Written by The Business Journal Staff
West Nile virus has made an appearance recently in the City of Fresno.
The Consolidated Mosquito Abatement District notified the Fresno County Department of Public Health of confirmed cases of West Nile virus positive adult mosquitoes collected from the 93727 zip code in the City of Fresno.
Symptoms show up between three and 14 days. About 1% of the population will contract the most severe form of the virus, which affects the brain.
“This confirmation is a strong reminder that everyone should take this disease seriously and should take every precaution to protect themselves and their families from mosquito bites,” says Dr. Rais Vohra, interim health officer for Fresno County.
Vohra said it’s a yearly threat, usually in the summer months. Contracting the virus from mosquito carriers results in fever, body aches and joint paints, diarrhea and vomiting. About 10% of cases result in death.
Fresno County recommends that residents contact their local mosquito control district regarding standing water or mosquito problems. They should also report neglected swimming pools, which are a major source of mosquito production.
Standing water can accumulate with poor water drainage, where mosquitoes can develop in drainage tubes. Since mosquitoes lay their eggs on standing water, residents are encouraged to drain off water from potted plants and car tires and close off drainage tubs with open ends.
Katherine Ramirez, science education coordinator at the Consolidated Mosquito Abatement District, said the abatement district sets traps every year to identify where there might be West Nile virus-positive mosquitoes.
“We’re very concerned with mosquitoes that are active during dusk and dawn, and we did collect our first positive mosquito sample in the City of Fresno in an area south of Belmont between Clovis Avenue and Fowler Avenue,” Ramirez said.
The abatement district will be doing an ultra low volume spray treatment in the neighborhood, and residents will be notified. Trucks are driven slowly through the neighborhood, releasing the spray.

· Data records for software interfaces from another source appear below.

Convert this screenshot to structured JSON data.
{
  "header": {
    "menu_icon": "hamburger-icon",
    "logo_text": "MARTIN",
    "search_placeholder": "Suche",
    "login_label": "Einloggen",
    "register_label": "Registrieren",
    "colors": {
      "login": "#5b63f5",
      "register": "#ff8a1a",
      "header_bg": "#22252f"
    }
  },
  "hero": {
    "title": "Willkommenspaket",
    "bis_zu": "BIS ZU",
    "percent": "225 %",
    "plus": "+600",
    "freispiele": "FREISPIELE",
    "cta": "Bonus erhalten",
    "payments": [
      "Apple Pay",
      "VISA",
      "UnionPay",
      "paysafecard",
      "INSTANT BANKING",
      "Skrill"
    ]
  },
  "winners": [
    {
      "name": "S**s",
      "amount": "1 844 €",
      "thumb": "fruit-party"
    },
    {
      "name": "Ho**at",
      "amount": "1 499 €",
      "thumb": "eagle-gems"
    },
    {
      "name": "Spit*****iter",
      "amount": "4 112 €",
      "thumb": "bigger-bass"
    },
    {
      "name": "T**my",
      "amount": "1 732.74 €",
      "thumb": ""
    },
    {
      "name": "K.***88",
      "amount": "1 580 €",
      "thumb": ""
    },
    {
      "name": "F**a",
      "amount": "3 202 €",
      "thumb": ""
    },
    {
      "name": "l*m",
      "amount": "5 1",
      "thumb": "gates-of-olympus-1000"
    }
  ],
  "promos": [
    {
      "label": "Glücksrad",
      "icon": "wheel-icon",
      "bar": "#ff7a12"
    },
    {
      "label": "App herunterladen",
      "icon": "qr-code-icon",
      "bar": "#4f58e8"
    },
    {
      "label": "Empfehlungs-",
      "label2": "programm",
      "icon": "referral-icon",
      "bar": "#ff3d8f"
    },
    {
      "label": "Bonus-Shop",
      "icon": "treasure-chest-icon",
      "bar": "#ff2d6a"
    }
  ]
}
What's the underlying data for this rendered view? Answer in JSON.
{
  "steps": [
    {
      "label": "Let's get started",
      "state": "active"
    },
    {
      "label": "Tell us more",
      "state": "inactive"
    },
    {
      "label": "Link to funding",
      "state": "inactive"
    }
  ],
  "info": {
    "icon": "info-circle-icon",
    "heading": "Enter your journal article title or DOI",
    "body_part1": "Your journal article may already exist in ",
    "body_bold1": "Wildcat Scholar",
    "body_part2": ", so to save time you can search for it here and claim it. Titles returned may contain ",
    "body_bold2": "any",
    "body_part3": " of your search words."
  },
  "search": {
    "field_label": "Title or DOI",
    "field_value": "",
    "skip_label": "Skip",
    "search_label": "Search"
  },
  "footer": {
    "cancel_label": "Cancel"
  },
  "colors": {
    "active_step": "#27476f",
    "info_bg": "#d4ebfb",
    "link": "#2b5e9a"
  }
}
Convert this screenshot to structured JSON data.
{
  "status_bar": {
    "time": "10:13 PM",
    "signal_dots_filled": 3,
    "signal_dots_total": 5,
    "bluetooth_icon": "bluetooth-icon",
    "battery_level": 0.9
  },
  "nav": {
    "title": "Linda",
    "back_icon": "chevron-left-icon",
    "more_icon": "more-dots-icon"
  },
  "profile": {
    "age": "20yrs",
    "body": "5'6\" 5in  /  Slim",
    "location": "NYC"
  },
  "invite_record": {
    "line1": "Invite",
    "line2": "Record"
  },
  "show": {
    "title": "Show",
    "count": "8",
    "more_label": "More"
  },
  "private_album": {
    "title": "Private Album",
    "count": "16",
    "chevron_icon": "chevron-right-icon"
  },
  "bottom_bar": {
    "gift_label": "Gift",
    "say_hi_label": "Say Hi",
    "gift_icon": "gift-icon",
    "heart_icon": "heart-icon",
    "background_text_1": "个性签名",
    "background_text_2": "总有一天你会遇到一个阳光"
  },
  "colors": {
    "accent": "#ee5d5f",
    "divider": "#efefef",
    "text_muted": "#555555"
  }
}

Ramirez encourages people out at dusk and dawn to wear insect repellent to deter mosquitoes.